Summary Map. Perry–Castañeda Library. Retrieved 18 May 2010.  ^ a b https://books.google.co.uk/books?id=OneDq8BbtuUC&pg=RA1-PA25&lpg=RA1-PA25&dq=majeerteen+ogade&source=bl&ots=0TVRDrrKzH&sig=jf7uzWwbQfXXH9n8y0yJVYRw2VI&hl=en&sa=X&ved=0ahUKEwjsx7Dn47HYAhVrJ8AKHYnwAjAQ6AEIUDAG#v=onepage&q=majeerteen%20ogade&f=false ^ https://www.ecoi.net/local_link/195658/314288_de.html ^ Royal African Society, African Affairs, Volume 101, (Oxford University Press: 2002) p.101. ^ a b https://www.fragilestates.org/2012/01/10/somalias-complex-clan-dynamics/ ^ a b Helen Chapin Metz, Somalia: a country study, (The Division: 1993), p.10. ^ a b Horn of Africa, Volume 15, Issues 1-4, (Horn of Africa Journal: 1997), p.130. ^ Transformation towards a regulated economy, (WSP Transition Programme, Somali Programme: 2000) p.62. ^ Lee V. Cassanelli, The shaping of Somali society: reconstructing the history of a pastoral people, 1600-1900, (University of Pennsylvania Press: 1982), p.75. ^ Lea, David; Rowe, Annamarie (2001). A Political Chronology of Africa. Europa Publications. p. 378. ISBN 1857431162.  ^ Michigan State University. African Studies Center, Northeast African studies, Volumes 11-12, (Michigan State University Press: 1989), p.32. ^ Sub-Saharan Africa Report, Issues 57-67. Foreign Broadcast Information Service. 1986. p. 34.  ^ a b The Majeerteen
Majeerteen
Sultanates ^ Sheik-ʻAbdi (1993:129) ^ https://puntite.com/2017/08/yasin-osman-kenadid/ ^ a b https://www.globalsecurity.org/military/world/war/puntland.htm ^ Worldbank, Conflict in Somalia: Drivers and Dynamics, January 2005, Appendix 2, Lineage Charts, p.55 Figure A-1 ^ Country Information and Policy Unit, Home Office, Great Britain, Somalia
Somalia
Assessment 2001, Annex B: Somali Clan Structure Archived 2011-07-16 at the Wayback Machine., p. 43 ^ a b c d e Marchal, Roland (May 2010). "The Puntland
Puntland
State of Somalia: A Tentative Social Analysis" (PDF). Sciences Po. Retrieved 2015-08-15.  ^ http://www.asiantribune.com/node/175
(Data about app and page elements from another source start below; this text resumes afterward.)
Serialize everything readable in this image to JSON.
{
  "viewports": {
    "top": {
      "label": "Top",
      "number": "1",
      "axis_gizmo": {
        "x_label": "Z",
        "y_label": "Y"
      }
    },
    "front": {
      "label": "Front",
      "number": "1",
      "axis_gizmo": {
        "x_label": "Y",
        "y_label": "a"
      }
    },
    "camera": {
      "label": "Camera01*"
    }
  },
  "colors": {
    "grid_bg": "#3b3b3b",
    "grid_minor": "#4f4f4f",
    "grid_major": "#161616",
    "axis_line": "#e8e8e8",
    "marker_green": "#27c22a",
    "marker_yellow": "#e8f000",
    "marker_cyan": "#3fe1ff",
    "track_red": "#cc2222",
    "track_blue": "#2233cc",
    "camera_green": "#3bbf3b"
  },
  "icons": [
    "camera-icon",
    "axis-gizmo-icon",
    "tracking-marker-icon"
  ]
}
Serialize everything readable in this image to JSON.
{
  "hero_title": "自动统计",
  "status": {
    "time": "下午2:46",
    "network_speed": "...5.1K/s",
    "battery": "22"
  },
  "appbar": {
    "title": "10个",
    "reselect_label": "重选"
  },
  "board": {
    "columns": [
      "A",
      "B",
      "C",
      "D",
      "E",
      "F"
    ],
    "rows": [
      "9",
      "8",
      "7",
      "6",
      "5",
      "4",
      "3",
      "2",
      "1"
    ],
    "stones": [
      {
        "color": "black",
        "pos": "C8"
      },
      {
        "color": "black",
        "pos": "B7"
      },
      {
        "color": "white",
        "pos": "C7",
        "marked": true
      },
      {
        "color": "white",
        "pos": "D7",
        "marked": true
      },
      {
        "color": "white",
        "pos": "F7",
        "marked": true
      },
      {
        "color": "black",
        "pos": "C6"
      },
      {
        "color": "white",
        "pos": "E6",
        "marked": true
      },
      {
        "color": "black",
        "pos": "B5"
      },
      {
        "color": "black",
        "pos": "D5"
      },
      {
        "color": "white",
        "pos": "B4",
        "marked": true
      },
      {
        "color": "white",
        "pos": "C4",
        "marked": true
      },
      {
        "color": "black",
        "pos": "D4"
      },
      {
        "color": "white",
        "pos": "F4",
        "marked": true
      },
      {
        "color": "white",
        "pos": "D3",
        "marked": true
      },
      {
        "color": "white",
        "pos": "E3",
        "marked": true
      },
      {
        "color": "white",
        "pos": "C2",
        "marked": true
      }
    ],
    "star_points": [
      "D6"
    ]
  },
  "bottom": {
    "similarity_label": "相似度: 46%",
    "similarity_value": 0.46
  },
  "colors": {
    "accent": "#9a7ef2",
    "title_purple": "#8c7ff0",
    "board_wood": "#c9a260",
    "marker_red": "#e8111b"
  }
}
External links

The Majeerteen
Majeerteen
Sultanates

v t e

Somali clans

Darod

Absame

Ogaden
Ogaden
(clan) Jidwaq

Harti

Dhulbahante Majeerteen Dishiishe Warsangali

Lailkase Marehan

Isaaq

Arap Ayub Habar Awal

Sa'ad Musa Issa Musa

Garhajis

Habr Yunis Eidagale

Habar Jeclo Toljeclo Sanbuur Cimraan

Rahanweyn

Digil Mirifle

Samaale

Dir

Gadabuursi Issa Surre

Abdalla & Qubeys

Biimaal

Gaadsen

Garre

Quranyow

Gurgura Gurre Garire Bursuuk Bajimal

Hawiye

Abgaal Habar Gidir

Ayr

Hiraab Silcis

Others

Meyle

Hawadle

Gardhere

Gaalje'el Degodia Garre

Harmalle

Ajuran

Minorities

Madhiban Muse Asharaf She

.